■ Task to carry out:
Filter this data down to the lines that hold "post", and copy them.

Saved entries:
_ _ _ _

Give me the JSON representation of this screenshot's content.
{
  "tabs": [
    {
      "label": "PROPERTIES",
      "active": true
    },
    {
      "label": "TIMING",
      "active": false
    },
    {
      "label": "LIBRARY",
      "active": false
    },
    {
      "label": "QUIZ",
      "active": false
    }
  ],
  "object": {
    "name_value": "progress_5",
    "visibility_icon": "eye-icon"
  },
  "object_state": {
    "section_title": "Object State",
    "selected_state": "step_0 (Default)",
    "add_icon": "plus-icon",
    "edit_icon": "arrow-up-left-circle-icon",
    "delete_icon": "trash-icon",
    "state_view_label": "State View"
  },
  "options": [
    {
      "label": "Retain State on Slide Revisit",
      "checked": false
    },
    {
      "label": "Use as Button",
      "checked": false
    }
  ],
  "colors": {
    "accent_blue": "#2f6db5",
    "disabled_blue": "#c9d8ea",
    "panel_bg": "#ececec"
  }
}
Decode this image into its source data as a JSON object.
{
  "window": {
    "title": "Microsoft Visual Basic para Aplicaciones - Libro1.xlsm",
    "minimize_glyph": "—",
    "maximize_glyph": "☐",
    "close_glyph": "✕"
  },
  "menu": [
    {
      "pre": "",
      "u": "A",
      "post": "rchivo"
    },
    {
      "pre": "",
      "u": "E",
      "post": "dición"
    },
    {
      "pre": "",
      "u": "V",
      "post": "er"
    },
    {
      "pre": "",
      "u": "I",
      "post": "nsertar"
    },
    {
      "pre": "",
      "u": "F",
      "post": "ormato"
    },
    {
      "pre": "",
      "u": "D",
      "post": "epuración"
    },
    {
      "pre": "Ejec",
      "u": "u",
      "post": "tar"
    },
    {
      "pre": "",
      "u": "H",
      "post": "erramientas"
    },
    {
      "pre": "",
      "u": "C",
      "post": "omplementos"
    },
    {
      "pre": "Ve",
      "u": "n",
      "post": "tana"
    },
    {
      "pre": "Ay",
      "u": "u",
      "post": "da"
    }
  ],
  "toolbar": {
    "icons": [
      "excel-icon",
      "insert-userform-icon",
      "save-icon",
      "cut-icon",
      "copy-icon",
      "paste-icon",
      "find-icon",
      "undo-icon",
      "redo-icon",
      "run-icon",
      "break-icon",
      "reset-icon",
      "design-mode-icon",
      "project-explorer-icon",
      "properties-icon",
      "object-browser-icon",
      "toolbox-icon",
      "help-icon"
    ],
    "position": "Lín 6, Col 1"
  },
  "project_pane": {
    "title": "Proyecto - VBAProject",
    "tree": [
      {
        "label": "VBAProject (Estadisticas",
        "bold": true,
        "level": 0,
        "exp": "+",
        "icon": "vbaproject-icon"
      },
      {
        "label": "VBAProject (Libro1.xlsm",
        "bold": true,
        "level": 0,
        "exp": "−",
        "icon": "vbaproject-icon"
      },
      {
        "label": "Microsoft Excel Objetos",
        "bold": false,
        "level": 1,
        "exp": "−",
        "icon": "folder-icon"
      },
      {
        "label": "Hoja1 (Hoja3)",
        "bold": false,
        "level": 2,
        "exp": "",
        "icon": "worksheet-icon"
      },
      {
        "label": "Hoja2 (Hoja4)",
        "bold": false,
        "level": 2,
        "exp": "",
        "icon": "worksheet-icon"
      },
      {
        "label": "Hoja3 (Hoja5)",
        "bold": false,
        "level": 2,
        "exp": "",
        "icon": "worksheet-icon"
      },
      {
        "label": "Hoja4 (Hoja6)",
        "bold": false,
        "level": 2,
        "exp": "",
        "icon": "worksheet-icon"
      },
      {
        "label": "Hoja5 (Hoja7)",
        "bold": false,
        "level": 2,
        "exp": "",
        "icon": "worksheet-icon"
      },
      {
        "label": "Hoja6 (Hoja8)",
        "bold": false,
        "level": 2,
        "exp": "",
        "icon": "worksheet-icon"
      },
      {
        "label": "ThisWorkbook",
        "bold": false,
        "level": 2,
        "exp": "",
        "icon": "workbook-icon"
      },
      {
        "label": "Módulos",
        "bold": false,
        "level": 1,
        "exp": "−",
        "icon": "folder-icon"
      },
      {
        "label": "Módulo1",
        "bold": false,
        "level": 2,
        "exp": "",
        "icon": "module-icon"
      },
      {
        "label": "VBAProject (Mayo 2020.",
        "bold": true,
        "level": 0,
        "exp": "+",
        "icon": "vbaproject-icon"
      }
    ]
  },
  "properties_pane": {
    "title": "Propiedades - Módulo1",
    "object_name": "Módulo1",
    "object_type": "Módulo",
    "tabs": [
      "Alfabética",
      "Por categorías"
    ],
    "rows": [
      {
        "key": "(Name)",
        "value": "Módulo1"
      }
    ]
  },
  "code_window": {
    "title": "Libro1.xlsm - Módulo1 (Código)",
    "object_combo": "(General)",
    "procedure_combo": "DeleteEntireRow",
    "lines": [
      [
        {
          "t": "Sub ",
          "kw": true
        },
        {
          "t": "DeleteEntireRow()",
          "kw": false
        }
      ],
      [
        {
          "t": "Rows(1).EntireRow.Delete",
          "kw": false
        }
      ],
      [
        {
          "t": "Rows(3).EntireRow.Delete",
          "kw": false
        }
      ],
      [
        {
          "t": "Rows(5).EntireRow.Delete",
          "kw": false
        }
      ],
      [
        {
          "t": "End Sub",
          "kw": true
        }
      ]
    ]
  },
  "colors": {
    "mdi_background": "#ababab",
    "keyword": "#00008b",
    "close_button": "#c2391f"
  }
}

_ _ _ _

■ Result of the exercise:
      "post": "rchivo"
      "post": "dición"
      "post": "er"
      "post": "nsertar"
      "post": "ormato"
      "post": "epuración"
      "post": "tar"
      "post": "erramientas"
      "post": "omplementos"
      "post": "tana"
      "post": "da"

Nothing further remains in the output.